October 13, 2013

Resilient Red Sox Have Shown Ability To Bounce Back

Gordon Edes (ESPNBoston) points out that the Red Sox have made a habit this season of bouncing back after bad games.
The Sox were held to two hits, their season low until Saturday night, on two other occasions this season. Each time, they responded with wins. ...

The Sox were shut out 11 times this season. They came back to win the next game eight times, including the past five in a row, and averaged 5.9 runs while doing so. One of those games came last month against Scherzer and the Tigers ...

So the white-flag concession wasn't getting much action in the Red Sox clubhouse after the game.
Chad Finn (Globe) writes: "This was the first chapter, not the final scene."

Still, there were the gloomers. John Tomase (Herald) stated that the Red Sox's performance in Game 1
doesn't make you question the effectiveness of the offense so much as its very existence. ... Its not yet time to start hyperventilating, but grab a paper bag and check back with us at this time tomorrow, because the season suddenly hangs in the balance.
The Red Sox turned in some pathetic at-bats, but Brian MacPherson (Providence Journal) writes that is to be expected when an opposing pitcher is dealing like Sanchez was.
Even if they advance to the World Series, the Red Sox won't face a better staff of starting pitchers than they'll face this week against the Detroit Tigers.

The six no-hit innings Anibal Sanchez threw at Fenway Park on Saturday showed how a pitcher on his game can take the bat out of the hands of good hitters. ...

Should Max Scherzer, Justin Verlander or Doug Fister pitch a similar gem in this series, there once again will only be so much even a disciplined Boston lineup is going to be able to do. Like a defense against a Tom Brady-led offense operating at peak precision, a hitter has next to no chance if a pitcher is hitting every spot he wants to hit.
Stephen Drew talked about striking out with the bases loaded in the sixth, a key moment in the game.

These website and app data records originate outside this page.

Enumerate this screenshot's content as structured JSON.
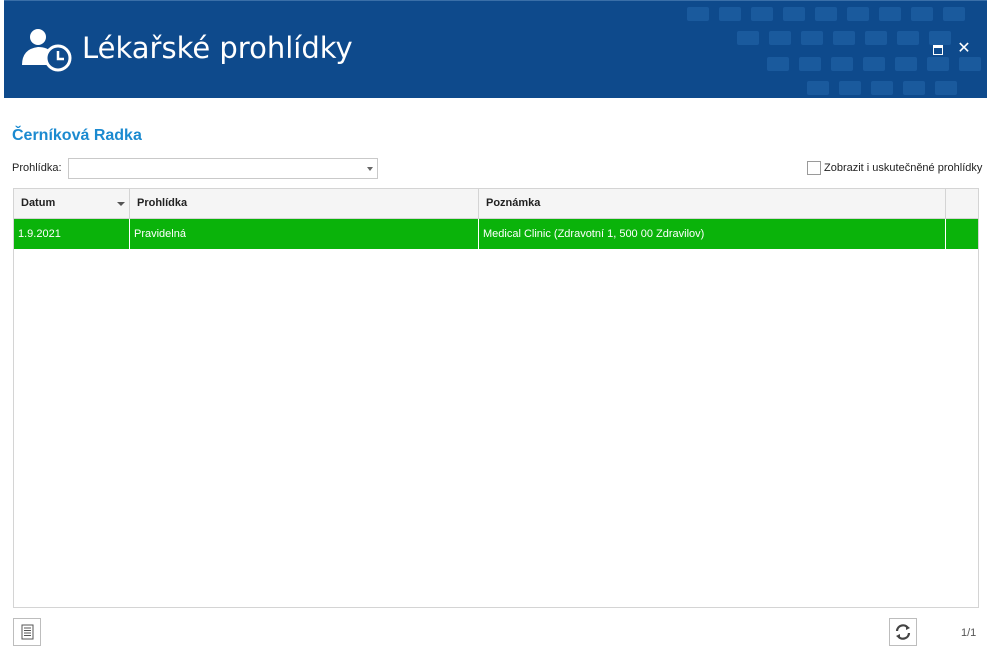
{
  "window": {
    "title": "Lékařské prohlídky",
    "icon": "person-clock-icon",
    "controls": [
      "maximize-icon",
      "close-icon"
    ],
    "colors": {
      "header": "#0e4a8c",
      "accent": "#1b8ad0",
      "row_selected": "#0ab30a"
    }
  },
  "person_name": "Černíková Radka",
  "filter": {
    "label": "Prohlídka:",
    "value": ""
  },
  "checkbox": {
    "label": "Zobrazit i uskutečněné prohlídky",
    "checked": false
  },
  "grid": {
    "columns": [
      "Datum",
      "Prohlídka",
      "Poznámka",
      ""
    ],
    "rows": [
      {
        "datum": "1.9.2021",
        "prohlidka": "Pravidelná",
        "poznamka": "Medical Clinic (Zdravotní 1, 500 00 Zdravilov)"
      }
    ]
  },
  "footer": {
    "page_indicator": "1/1",
    "left_button_icon": "document-icon",
    "right_button_icon": "refresh-icon"
  }
}
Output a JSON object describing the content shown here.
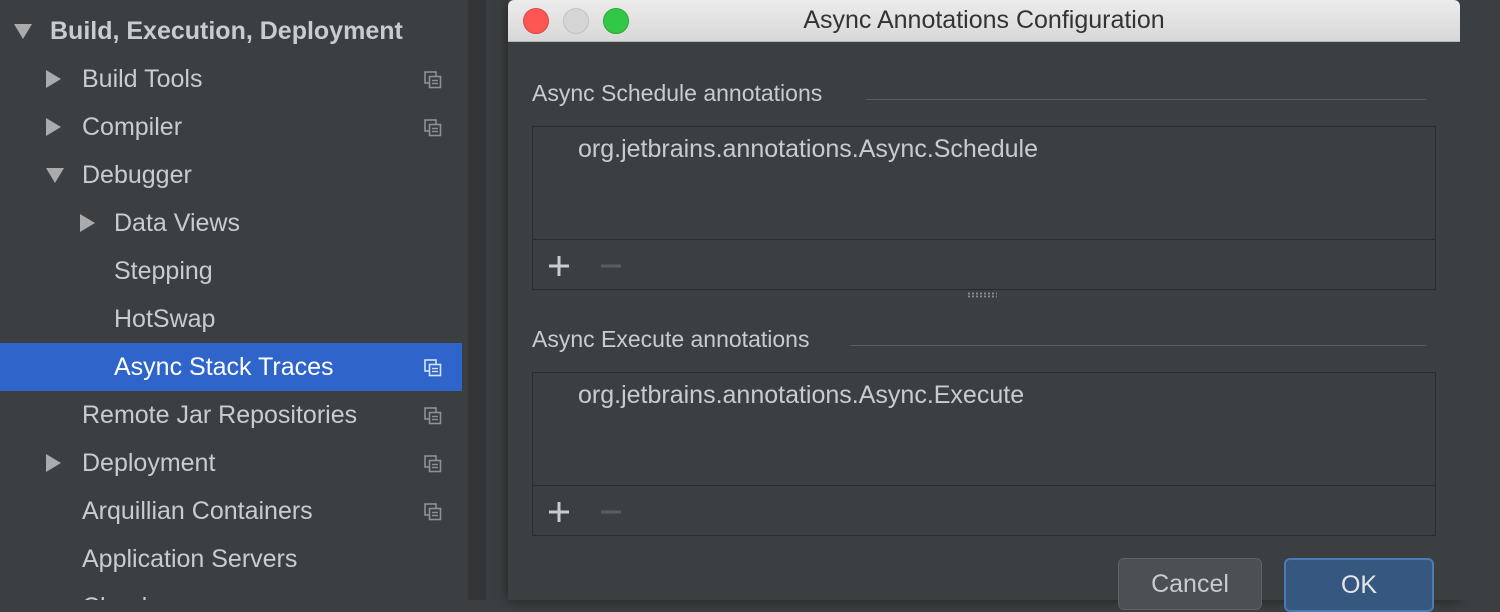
{
  "sidebar": {
    "items": [
      {
        "label": "Build, Execution, Deployment",
        "arrow": "down",
        "indent": 0,
        "bold": true,
        "copy_icon": false,
        "selected": false
      },
      {
        "label": "Build Tools",
        "arrow": "right",
        "indent": 1,
        "bold": false,
        "copy_icon": true,
        "selected": false
      },
      {
        "label": "Compiler",
        "arrow": "right",
        "indent": 1,
        "bold": false,
        "copy_icon": true,
        "selected": false
      },
      {
        "label": "Debugger",
        "arrow": "down",
        "indent": 1,
        "bold": false,
        "copy_icon": false,
        "selected": false
      },
      {
        "label": "Data Views",
        "arrow": "right",
        "indent": 2,
        "bold": false,
        "copy_icon": false,
        "selected": false
      },
      {
        "label": "Stepping",
        "arrow": "none",
        "indent": 2,
        "bold": false,
        "copy_icon": false,
        "selected": false
      },
      {
        "label": "HotSwap",
        "arrow": "none",
        "indent": 2,
        "bold": false,
        "copy_icon": false,
        "selected": false
      },
      {
        "label": "Async Stack Traces",
        "arrow": "none",
        "indent": 2,
        "bold": false,
        "copy_icon": true,
        "selected": true
      },
      {
        "label": "Remote Jar Repositories",
        "arrow": "none",
        "indent": 1,
        "bold": false,
        "copy_icon": true,
        "selected": false
      },
      {
        "label": "Deployment",
        "arrow": "right",
        "indent": 1,
        "bold": false,
        "copy_icon": true,
        "selected": false
      },
      {
        "label": "Arquillian Containers",
        "arrow": "none",
        "indent": 1,
        "bold": false,
        "copy_icon": true,
        "selected": false
      },
      {
        "label": "Application Servers",
        "arrow": "none",
        "indent": 1,
        "bold": false,
        "copy_icon": false,
        "selected": false
      },
      {
        "label": "Clouds",
        "arrow": "none",
        "indent": 1,
        "bold": false,
        "copy_icon": false,
        "selected": false
      }
    ],
    "selected_color": "#2f65ca"
  },
  "dialog": {
    "title": "Async Annotations Configuration",
    "schedule": {
      "title": "Async Schedule annotations",
      "items": [
        "org.jetbrains.annotations.Async.Schedule"
      ]
    },
    "execute": {
      "title": "Async Execute annotations",
      "items": [
        "org.jetbrains.annotations.Async.Execute"
      ]
    },
    "cancel_label": "Cancel",
    "ok_label": "OK"
  }
}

Several Red Sox players, including Jon Lester, David Ross, and Shane Victorino said that Joe West's strike zone had no bearing on the outcome of the game. ... West - who seems determined in every game he calls behind the plate to grab some of the spotlight - still had to act like a dick to Lester on a conversation that was recorded by Fox.

Xander Bogaerts talked about his at-bat against Joaquin Benoit as a confidence-builder.
I definitely feel like I've learned from that at-bat ... [M]y confidence has grown so much. Laying off so many tough pitches against a good closer like that in a big situation, my confidence level is pretty high for the next time up. ... If I get him back I'll probably do damage to him because I probably know what he has now.
Miguel Cabrera's first-inning single meant he had reached base in a record 30 straight postseason games. ... Other Game 1 factoids.

The only other time the Red Sox had been shutout at home in the postseason? Game 5 of the 1918 World Series. They clinched the championship the following day. ... It was also the first 1-0 postseason game at Fenway Park in 70 games.

With the Cardinals beating the Dodgers 1-0 earlier in the day, Saturday was the first day in postseason history with multiple 1-0 games.

Jackson Alexander (WEEI) looks at the Buchholz/Scherzer match-up. ... For Game 2, Mike Napoli and Daniel Nava are expected to be on the bench in favour of Mike Carp and Jonny Gomes.

1 comment:

laura k said...

It's not like the Tigers teed off on our pitching, either. You can't get much closer than 1-0.

Tonight: the bouncing begins!